BEGIN

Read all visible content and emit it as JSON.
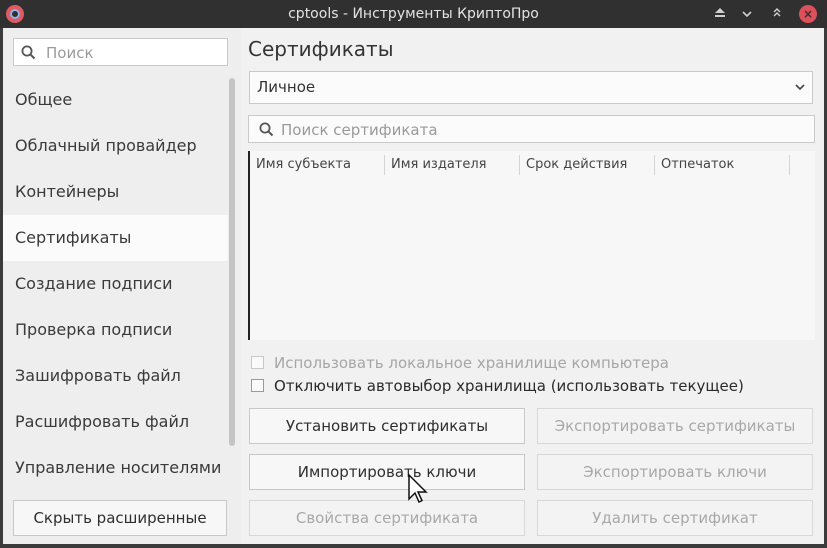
{
  "window": {
    "title": "cptools - Инструменты КриптоПро"
  },
  "sidebar": {
    "search_placeholder": "Поиск",
    "items": [
      {
        "label": "Общее"
      },
      {
        "label": "Облачный провайдер"
      },
      {
        "label": "Контейнеры"
      },
      {
        "label": "Сертификаты",
        "active": true
      },
      {
        "label": "Создание подписи"
      },
      {
        "label": "Проверка подписи"
      },
      {
        "label": "Зашифровать файл"
      },
      {
        "label": "Расшифровать файл"
      },
      {
        "label": "Управление носителями"
      }
    ],
    "hide_button": "Скрыть расширенные"
  },
  "main": {
    "heading": "Сертификаты",
    "store_select": {
      "value": "Личное"
    },
    "search_placeholder": "Поиск сертификата",
    "table": {
      "columns": [
        "Имя субъекта",
        "Имя издателя",
        "Срок действия",
        "Отпечаток"
      ],
      "rows": []
    },
    "options": {
      "use_local_store": {
        "label": "Использовать локальное хранилище компьютера",
        "checked": false,
        "enabled": false
      },
      "disable_autoselect": {
        "label": "Отключить автовыбор хранилища (использовать текущее)",
        "checked": false,
        "enabled": true
      }
    },
    "buttons": {
      "install_certs": {
        "label": "Установить сертификаты",
        "enabled": true
      },
      "export_certs": {
        "label": "Экспортировать сертификаты",
        "enabled": false
      },
      "import_keys": {
        "label": "Импортировать ключи",
        "enabled": true
      },
      "export_keys": {
        "label": "Экспортировать ключи",
        "enabled": false
      },
      "cert_properties": {
        "label": "Свойства сертификата",
        "enabled": false
      },
      "delete_cert": {
        "label": "Удалить сертификат",
        "enabled": false
      }
    }
  },
  "colors": {
    "titlebar": "#303030",
    "window_bg": "#f1f1f1",
    "close_button": "#e0505a",
    "active_item": "#fbfbfb"
  }
}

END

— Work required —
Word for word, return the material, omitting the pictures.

— Answer below —
Read all visible content and emit it as JSON.
{
  "window": {
    "title": "cptools - Инструменты КриптоПро"
  },
  "sidebar": {
    "search_placeholder": "Поиск",
    "items": [
      {
        "label": "Общее"
      },
      {
        "label": "Облачный провайдер"
      },
      {
        "label": "Контейнеры"
      },
      {
        "label": "Сертификаты",
        "active": true
      },
      {
        "label": "Создание подписи"
      },
      {
        "label": "Проверка подписи"
      },
      {
        "label": "Зашифровать файл"
      },
      {
        "label": "Расшифровать файл"
      },
      {
        "label": "Управление носителями"
      }
    ],
    "hide_button": "Скрыть расширенные"
  },
  "main": {
    "heading": "Сертификаты",
    "store_select": {
      "value": "Личное"
    },
    "search_placeholder": "Поиск сертификата",
    "table": {
      "columns": [
        "Имя субъекта",
        "Имя издателя",
        "Срок действия",
        "Отпечаток"
      ],
      "rows": []
    },
    "options": {
      "use_local_store": {
        "label": "Использовать локальное хранилище компьютера",
        "checked": false,
        "enabled": false
      },
      "disable_autoselect": {
        "label": "Отключить автовыбор хранилища (использовать текущее)",
        "checked": false,
        "enabled": true
      }
    },
    "buttons": {
      "install_certs": {
        "label": "Установить сертификаты",
        "enabled": true
      },
      "export_certs": {
        "label": "Экспортировать сертификаты",
        "enabled": false
      },
      "import_keys": {
        "label": "Импортировать ключи",
        "enabled": true
      },
      "export_keys": {
        "label": "Экспортировать ключи",
        "enabled": false
      },
      "cert_properties": {
        "label": "Свойства сертификата",
        "enabled": false
      },
      "delete_cert": {
        "label": "Удалить сертификат",
        "enabled": false
      }
    }
  },
  "colors": {
    "titlebar": "#303030",
    "window_bg": "#f1f1f1",
    "close_button": "#e0505a",
    "active_item": "#fbfbfb"
  }
}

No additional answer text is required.